═════ Dataset content

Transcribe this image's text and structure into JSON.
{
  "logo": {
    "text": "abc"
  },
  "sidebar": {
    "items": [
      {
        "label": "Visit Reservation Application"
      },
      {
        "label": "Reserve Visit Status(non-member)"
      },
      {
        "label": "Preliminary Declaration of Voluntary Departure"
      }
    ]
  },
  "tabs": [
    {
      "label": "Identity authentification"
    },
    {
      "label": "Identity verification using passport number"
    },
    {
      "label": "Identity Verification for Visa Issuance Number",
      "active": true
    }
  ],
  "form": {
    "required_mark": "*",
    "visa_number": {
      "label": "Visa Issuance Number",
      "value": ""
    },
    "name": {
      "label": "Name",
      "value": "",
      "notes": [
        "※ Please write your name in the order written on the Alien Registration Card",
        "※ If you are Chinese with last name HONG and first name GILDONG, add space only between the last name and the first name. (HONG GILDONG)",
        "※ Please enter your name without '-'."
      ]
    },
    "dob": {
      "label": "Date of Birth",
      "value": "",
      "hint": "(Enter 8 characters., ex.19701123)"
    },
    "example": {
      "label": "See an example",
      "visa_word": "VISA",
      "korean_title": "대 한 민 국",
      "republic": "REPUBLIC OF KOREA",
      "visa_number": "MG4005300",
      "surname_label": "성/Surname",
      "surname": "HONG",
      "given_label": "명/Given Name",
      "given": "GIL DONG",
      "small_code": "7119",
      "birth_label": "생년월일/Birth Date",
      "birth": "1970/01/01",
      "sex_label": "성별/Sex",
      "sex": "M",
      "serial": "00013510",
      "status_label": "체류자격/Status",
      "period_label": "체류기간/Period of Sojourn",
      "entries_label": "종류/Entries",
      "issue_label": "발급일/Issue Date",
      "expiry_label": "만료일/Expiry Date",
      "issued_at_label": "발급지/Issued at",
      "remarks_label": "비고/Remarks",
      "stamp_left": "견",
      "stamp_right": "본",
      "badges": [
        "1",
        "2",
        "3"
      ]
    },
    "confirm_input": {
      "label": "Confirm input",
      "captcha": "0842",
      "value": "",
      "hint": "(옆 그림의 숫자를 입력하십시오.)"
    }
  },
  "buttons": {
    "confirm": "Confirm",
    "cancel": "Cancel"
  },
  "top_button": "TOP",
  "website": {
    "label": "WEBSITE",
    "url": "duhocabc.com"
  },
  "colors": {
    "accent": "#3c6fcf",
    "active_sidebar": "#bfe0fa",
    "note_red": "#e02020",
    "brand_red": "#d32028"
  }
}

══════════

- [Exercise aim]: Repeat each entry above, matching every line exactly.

- [Written answer]:
Transcribe this image's text and structure into JSON.
{
  "logo": {
    "text": "abc"
  },
  "sidebar": {
    "items": [
      {
        "label": "Visit Reservation Application"
      },
      {
        "label": "Reserve Visit Status(non-member)"
      },
      {
        "label": "Preliminary Declaration of Voluntary Departure"
      }
    ]
  },
  "tabs": [
    {
      "label": "Identity authentification"
    },
    {
      "label": "Identity verification using passport number"
    },
    {
      "label": "Identity Verification for Visa Issuance Number",
      "active": true
    }
  ],
  "form": {
    "required_mark": "*",
    "visa_number": {
      "label": "Visa Issuance Number",
      "value": ""
    },
    "name": {
      "label": "Name",
      "value": "",
      "notes": [
        "※ Please write your name in the order written on the Alien Registration Card",
        "※ If you are Chinese with last name HONG and first name GILDONG, add space only between the last name and the first name. (HONG GILDONG)",
        "※ Please enter your name without '-'."
      ]
    },
    "dob": {
      "label": "Date of Birth",
      "value": "",
      "hint": "(Enter 8 characters., ex.19701123)"
    },
    "example": {
      "label": "See an example",
      "visa_word": "VISA",
      "korean_title": "대 한 민 국",
      "republic": "REPUBLIC OF KOREA",
      "visa_number": "MG4005300",
      "surname_label": "성/Surname",
      "surname": "HONG",
      "given_label": "명/Given Name",
      "given": "GIL DONG",
      "small_code": "7119",
      "birth_label": "생년월일/Birth Date",
      "birth": "1970/01/01",
      "sex_label": "성별/Sex",
      "sex": "M",
      "serial": "00013510",
      "status_label": "체류자격/Status",
      "period_label": "체류기간/Period of Sojourn",
      "entries_label": "종류/Entries",
      "issue_label": "발급일/Issue Date",
      "expiry_label": "만료일/Expiry Date",
      "issued_at_label": "발급지/Issued at",
      "remarks_label": "비고/Remarks",
      "stamp_left": "견",
      "stamp_right": "본",
      "badges": [
        "1",
        "2",
        "3"
      ]
    },
    "confirm_input": {
      "label": "Confirm input",
      "captcha": "0842",
      "value": "",
      "hint": "(옆 그림의 숫자를 입력하십시오.)"
    }
  },
  "buttons": {
    "confirm": "Confirm",
    "cancel": "Cancel"
  },
  "top_button": "TOP",
  "website": {
    "label": "WEBSITE",
    "url": "duhocabc.com"
  },
  "colors": {
    "accent": "#3c6fcf",
    "active_sidebar": "#bfe0fa",
    "note_red": "#e02020",
    "brand_red": "#d32028"
  }
}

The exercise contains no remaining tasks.